In our February edition of the Sovereign Wealth Fund Bulletin, we covered political risk issues as SWFs diversify by asset allocation and geographic reach. It is thereby quite relevant that in this March issue of the Bulletin, we turn our attention to issues facing new SWFs. There has been a rapid growth of SWFs in recent years, with a large proportion of funds in emerging and frontier markets. In the last ten years more SWFs have been launched than in the previous fifty years (beginning with Kuwait, the first, in 1956). It is therefore not surprising that many of these new sovereign investors are at an early stage in their learning curve in applying best practices to asset allocation and risk management, as well as to the governance, transparency and accountability issues they will face in managing the mandates and operations of these funds.
SWFs certainly are not a homogeneous group, with mandates ranging from stabilization and reserve management to saving for long-term pension and development needs. But as a whole, their prominence on the global financial stage in likely to continue to increase both in size and in their appetite and ability to play an important role in providing long-term financing both in the emerging and advanced economy markets. It is thereby highly important to give new SWFs access to quality advice and best practices that will help them maintain their course in meeting domestic mandates, while being a force for global stability in the face of the challenges that markets are likely to continue to face in the years to come.
We welcome you then to our March Bulletin, which leads off with an interview that Sovereign Wealth Fund Initiative co-heads Pat Schena and I conducted with Dr. Edwin Truman, Senior Fellow, Peterson Institute for International Economics on March 12. Dr. Truman is a highly respected economist and a leading authority on SWF structure, governance, transparency, and accountability. During our interview, we discussed a variety of issues, including the proliferation of new sovereign wealth funds, current trends in investment decisions, and the future role of the IMF’s International Forum of Sovereign Wealth Funds. Two issues in particular were of special note: 1) the transformation process as SWFs adapt to new and changing circumstances and 2) the process of adopting best practices in global governance. Here we note with interest that few new funds have come close to meeting the standards of the Santiago Principals as no new member funds have adopted the Principals since their inception 3 ½ years ago.
Our first article in this Bulletin is by John St. Claret Ezeani, who practices Public International Law and International Economic Law and holds the LL.M. (International Law) Degree from the Fletcher School of Law and Diplomacy. In “An Overview of the Nigerian Sovereign Investment Authority,” he describes the evolution of the legal framework for this new SWF. He notes that the Fund was set up to bridge the gap between two competing viewpoints related to the utilization of surplus revenue accruing to Nigeria from perennial price surges in the international crude oil market. While some have argued that it is wiser to save such extra-budgetary revenues for future use as a budget stabilization mechanism in the event oil prices fall below budgetary projections, others contend that such a policy foolhardy and to the detriment of national development. He concludes that the Act intends for the Funds to address the concerns of both camps, but leaves unanswered many questions related to the ultimate operations of the Funds.

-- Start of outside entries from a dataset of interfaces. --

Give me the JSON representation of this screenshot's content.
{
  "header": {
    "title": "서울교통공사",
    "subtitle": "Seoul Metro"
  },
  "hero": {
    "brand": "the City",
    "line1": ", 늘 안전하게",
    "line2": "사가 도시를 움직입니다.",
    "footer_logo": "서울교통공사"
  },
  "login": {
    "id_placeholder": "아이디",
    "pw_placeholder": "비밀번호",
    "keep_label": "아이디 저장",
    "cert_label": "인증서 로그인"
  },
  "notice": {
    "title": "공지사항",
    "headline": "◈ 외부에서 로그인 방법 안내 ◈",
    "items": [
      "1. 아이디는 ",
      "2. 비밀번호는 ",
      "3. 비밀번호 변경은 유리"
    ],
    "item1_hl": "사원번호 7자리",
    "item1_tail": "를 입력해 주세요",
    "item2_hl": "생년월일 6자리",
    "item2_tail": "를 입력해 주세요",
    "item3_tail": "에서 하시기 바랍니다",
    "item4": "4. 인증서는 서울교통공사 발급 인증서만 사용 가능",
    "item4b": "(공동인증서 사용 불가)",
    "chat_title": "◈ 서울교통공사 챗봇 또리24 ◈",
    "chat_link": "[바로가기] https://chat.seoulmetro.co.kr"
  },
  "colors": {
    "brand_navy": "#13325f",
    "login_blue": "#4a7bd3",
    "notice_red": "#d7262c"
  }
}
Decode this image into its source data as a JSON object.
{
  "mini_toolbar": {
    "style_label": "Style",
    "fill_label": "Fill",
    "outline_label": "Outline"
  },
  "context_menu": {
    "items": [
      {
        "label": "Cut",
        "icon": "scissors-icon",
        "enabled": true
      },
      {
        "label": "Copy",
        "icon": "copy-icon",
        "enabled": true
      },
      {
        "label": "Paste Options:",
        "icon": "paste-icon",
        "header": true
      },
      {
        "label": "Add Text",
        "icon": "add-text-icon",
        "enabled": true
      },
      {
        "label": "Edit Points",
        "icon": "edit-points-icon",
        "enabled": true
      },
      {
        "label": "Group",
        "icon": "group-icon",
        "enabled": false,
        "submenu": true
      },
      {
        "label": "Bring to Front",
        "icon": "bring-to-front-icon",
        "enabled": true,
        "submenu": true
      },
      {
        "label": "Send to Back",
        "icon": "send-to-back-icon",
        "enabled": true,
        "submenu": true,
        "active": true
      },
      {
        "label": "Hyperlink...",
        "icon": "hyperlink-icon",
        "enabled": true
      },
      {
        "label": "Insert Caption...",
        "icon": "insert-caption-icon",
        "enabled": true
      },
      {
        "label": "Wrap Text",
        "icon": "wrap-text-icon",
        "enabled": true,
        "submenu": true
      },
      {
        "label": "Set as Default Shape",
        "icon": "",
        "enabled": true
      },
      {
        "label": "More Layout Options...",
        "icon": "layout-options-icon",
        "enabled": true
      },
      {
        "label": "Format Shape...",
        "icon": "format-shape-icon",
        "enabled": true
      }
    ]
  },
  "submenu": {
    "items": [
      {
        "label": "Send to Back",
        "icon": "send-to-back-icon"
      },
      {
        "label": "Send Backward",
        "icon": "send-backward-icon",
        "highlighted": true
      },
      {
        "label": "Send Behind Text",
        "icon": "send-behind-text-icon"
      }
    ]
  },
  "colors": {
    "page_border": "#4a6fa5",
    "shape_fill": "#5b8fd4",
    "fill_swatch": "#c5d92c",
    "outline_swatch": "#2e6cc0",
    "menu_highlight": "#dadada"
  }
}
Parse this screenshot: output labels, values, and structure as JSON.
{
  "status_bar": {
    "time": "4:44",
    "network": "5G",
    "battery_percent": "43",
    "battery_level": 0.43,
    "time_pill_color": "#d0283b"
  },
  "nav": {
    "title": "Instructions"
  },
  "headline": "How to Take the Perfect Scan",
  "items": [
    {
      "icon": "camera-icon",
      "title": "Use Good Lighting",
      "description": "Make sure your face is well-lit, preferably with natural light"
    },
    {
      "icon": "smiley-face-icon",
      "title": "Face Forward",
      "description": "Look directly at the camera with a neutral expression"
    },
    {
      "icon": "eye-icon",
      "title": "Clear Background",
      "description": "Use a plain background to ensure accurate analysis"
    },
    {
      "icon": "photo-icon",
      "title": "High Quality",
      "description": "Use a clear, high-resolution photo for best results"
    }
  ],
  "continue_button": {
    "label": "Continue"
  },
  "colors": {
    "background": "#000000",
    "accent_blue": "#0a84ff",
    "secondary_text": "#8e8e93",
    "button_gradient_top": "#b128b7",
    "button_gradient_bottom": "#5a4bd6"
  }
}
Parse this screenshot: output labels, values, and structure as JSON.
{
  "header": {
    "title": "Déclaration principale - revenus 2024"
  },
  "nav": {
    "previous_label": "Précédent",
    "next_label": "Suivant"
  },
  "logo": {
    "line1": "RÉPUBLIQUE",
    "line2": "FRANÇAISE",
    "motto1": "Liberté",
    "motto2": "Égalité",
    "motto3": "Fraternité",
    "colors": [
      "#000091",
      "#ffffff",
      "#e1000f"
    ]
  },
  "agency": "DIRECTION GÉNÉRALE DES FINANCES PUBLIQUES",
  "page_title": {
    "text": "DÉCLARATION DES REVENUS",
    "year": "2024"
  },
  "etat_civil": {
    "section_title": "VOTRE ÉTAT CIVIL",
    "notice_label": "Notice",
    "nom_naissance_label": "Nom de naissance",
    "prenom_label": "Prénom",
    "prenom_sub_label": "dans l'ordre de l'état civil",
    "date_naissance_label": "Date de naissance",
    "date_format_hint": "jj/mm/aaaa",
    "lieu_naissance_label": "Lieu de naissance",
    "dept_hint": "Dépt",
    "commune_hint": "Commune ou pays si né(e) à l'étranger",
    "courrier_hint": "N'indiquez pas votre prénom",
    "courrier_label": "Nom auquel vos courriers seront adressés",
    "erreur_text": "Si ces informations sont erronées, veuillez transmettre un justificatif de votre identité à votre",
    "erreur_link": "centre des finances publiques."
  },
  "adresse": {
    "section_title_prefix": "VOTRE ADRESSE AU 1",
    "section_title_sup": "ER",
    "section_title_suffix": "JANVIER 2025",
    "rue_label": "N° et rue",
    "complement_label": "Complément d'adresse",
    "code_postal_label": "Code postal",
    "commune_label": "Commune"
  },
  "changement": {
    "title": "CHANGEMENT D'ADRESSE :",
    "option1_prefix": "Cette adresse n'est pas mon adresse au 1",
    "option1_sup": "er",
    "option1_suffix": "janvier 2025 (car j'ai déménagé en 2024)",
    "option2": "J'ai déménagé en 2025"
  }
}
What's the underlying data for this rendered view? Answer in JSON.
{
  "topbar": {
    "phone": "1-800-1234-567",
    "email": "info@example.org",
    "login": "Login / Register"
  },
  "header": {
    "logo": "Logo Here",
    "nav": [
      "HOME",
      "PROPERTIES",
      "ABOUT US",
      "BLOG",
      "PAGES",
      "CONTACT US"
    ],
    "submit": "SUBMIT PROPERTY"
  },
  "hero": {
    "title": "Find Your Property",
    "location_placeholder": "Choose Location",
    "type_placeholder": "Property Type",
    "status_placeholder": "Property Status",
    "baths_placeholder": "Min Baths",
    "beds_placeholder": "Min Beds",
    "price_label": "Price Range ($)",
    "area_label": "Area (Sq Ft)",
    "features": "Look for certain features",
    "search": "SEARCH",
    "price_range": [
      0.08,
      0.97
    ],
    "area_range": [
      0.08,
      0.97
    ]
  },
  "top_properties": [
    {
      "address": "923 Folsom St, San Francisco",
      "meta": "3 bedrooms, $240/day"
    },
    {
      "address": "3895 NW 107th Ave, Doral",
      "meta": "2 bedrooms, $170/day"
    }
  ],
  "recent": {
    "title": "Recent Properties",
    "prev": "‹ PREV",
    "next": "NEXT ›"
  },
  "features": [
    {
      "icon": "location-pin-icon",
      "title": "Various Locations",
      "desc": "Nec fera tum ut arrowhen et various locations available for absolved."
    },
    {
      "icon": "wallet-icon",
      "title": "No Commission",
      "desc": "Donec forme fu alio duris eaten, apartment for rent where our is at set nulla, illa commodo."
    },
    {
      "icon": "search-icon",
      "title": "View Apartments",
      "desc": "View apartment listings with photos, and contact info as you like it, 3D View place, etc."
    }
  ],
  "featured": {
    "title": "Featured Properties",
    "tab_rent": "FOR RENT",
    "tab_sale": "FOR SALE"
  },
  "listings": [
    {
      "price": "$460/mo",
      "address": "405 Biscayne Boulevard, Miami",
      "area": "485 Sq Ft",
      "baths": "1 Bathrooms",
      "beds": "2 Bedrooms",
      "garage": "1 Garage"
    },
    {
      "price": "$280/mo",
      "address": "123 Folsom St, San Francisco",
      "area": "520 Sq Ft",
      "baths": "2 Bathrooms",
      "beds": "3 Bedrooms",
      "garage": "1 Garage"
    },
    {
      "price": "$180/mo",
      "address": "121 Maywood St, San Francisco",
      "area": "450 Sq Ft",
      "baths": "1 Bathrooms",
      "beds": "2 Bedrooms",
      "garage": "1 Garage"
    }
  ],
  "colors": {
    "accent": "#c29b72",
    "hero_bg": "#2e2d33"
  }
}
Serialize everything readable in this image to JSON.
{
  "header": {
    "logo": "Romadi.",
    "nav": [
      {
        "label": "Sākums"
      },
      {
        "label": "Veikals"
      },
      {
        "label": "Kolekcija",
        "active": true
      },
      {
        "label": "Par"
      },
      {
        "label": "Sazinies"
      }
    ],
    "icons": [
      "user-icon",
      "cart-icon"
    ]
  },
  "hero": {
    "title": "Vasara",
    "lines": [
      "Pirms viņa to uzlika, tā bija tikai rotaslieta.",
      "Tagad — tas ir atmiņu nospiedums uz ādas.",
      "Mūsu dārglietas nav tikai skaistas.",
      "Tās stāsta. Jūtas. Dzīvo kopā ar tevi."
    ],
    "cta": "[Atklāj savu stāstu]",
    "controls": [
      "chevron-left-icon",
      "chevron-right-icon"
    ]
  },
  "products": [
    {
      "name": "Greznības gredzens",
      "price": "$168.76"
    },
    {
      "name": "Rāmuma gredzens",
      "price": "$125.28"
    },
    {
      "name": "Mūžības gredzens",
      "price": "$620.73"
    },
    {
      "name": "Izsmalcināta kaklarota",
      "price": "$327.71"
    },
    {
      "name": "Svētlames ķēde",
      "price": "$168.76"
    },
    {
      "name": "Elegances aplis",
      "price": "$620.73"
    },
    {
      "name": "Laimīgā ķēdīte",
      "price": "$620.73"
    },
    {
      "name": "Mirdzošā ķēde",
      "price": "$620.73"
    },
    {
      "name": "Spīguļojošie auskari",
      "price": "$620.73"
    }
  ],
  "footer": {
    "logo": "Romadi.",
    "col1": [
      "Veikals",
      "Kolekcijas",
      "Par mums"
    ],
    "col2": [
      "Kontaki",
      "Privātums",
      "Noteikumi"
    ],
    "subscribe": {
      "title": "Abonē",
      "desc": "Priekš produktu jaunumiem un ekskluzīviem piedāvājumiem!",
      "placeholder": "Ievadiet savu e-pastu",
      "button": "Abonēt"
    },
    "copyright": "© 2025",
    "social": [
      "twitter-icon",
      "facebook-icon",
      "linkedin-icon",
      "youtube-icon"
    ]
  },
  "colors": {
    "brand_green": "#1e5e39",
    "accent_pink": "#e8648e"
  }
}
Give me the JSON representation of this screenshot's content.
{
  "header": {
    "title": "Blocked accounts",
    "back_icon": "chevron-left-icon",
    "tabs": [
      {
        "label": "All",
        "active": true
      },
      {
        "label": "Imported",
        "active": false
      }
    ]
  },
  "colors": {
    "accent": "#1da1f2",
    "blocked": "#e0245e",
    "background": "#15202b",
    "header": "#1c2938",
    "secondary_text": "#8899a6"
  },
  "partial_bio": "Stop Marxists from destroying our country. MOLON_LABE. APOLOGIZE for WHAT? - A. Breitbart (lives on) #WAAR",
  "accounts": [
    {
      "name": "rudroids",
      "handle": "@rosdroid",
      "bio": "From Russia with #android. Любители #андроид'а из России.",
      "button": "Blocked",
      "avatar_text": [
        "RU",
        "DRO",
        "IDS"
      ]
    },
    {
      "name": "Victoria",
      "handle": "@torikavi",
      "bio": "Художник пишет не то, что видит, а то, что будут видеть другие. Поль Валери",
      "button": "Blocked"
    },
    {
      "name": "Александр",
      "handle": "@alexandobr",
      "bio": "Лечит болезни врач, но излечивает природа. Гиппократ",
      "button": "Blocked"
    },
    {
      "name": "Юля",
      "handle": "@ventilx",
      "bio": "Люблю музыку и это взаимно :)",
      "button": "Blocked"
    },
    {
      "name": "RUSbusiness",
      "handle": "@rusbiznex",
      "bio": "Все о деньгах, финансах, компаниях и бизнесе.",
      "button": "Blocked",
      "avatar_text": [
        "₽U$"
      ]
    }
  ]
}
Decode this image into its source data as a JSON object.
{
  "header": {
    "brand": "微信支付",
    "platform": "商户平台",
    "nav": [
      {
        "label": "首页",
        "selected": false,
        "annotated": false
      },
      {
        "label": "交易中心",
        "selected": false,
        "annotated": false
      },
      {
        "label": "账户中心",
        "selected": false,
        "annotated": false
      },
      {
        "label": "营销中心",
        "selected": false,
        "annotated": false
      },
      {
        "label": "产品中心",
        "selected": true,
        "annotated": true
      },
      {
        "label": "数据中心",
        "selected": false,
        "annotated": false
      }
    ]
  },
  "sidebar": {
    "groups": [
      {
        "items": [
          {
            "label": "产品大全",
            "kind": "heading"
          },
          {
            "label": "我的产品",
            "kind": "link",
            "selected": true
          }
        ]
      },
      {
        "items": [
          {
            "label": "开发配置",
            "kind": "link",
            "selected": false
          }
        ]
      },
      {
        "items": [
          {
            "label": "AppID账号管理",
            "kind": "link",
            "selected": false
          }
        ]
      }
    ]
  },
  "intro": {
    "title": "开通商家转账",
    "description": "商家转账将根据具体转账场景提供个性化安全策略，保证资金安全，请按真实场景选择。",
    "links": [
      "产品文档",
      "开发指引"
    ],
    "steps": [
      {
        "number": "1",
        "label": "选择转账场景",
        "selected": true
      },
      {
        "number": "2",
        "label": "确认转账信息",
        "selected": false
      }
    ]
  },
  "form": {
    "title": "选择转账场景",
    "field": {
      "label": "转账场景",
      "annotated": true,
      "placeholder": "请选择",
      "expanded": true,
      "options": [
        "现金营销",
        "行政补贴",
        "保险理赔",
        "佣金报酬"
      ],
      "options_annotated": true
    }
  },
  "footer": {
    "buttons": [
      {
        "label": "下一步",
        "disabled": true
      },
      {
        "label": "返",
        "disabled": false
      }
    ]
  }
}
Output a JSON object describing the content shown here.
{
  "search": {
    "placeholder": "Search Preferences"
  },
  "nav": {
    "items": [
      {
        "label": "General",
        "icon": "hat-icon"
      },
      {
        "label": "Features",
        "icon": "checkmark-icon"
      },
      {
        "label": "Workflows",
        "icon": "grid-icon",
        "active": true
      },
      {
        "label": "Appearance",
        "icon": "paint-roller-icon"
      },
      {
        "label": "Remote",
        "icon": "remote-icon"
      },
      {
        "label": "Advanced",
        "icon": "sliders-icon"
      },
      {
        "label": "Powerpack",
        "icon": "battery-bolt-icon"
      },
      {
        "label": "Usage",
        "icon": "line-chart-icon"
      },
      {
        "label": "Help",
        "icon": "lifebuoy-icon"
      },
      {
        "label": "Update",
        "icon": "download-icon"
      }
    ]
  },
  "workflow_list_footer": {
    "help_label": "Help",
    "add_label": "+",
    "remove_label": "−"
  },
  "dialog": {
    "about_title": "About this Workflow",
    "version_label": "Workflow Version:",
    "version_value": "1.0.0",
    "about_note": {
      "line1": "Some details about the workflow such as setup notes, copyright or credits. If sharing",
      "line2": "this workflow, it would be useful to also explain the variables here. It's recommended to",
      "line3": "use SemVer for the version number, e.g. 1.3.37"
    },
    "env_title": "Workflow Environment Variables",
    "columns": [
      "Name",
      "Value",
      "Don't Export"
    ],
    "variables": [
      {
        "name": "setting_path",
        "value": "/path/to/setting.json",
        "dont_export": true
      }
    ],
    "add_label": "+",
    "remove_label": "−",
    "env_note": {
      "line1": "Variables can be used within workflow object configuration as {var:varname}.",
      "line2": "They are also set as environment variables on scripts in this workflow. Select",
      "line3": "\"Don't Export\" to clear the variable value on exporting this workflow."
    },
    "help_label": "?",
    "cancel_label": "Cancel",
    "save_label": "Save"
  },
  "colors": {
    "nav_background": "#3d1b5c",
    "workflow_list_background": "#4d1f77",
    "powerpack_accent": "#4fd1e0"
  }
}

A contribution by Shuvam Dutta, CEME Research Assistant, entitled “Drivers of Strategic Asset Allocation Decisions for Sovereign Wealth Funds” reviews the allocation decisions of SWFs and discusses the theoretical underpinnings that have guided the investment philosophy of sovereign wealth. In this context, he compares how fund mandates have informed actual asset allocation decisions. He closes with commentary on some of the special circumstances posed by funds established in the last ten years.
We also include in this Bulletin an analysis by Dr. Schena that looks retrospectively at a SWF that is well established, but in the process of responding to changing circumstances and operating requirements: the China Investment Corporation. He examines the formation, including the original capitalization, of the CIC and resulting governance and control issues to better understand the operating challenges that confront the CIC and the efficacy of its responses. The note provides a brief review of the CIC’s institutional foundation and capital structure, then analyses selected control and governance issues in light of teh CIC’s relationship with China’s State Administration for Foreign Exchange. It concludes by posing several key challenges which impact the optimization of the management of China’s foreign reserves.
As I close, I would like to call your attention to an addition to this month’s Bulletin, though not related to new SWF’s, that instead contributes to themes raised in our two prior Bulletins. Affiliate authors Asim Ali and Shatha Al-Aswad, follow their February article with “SWFs and Egypt: A Fresh Look at Infrastructure Funding and Investments”. The paper argues in favour of Gulf area SWF investment in the economies of Arab Spring countries, particularly Egypt, to establish a foundation for sustainable development and socio-political stability. To this end, the authors posit that the GCC and Egypt can mutually benefit by collaborating together. In the case of Egypt, they encourage the political leadership to look to the local economy for solutions and, with the help of GCC investment support, to enhance core competencies in the areas of infrastructure development, tourism, and Islamic finance.
We hope these selections will stimulate your creative thinking on the critical issues that shape sovereign wealth investment. As always, we welcome your thoughts and feedback.
With best regards,
Eliot Kalter, PhD
Senior Fellow, Center for Emerging Market Enterprises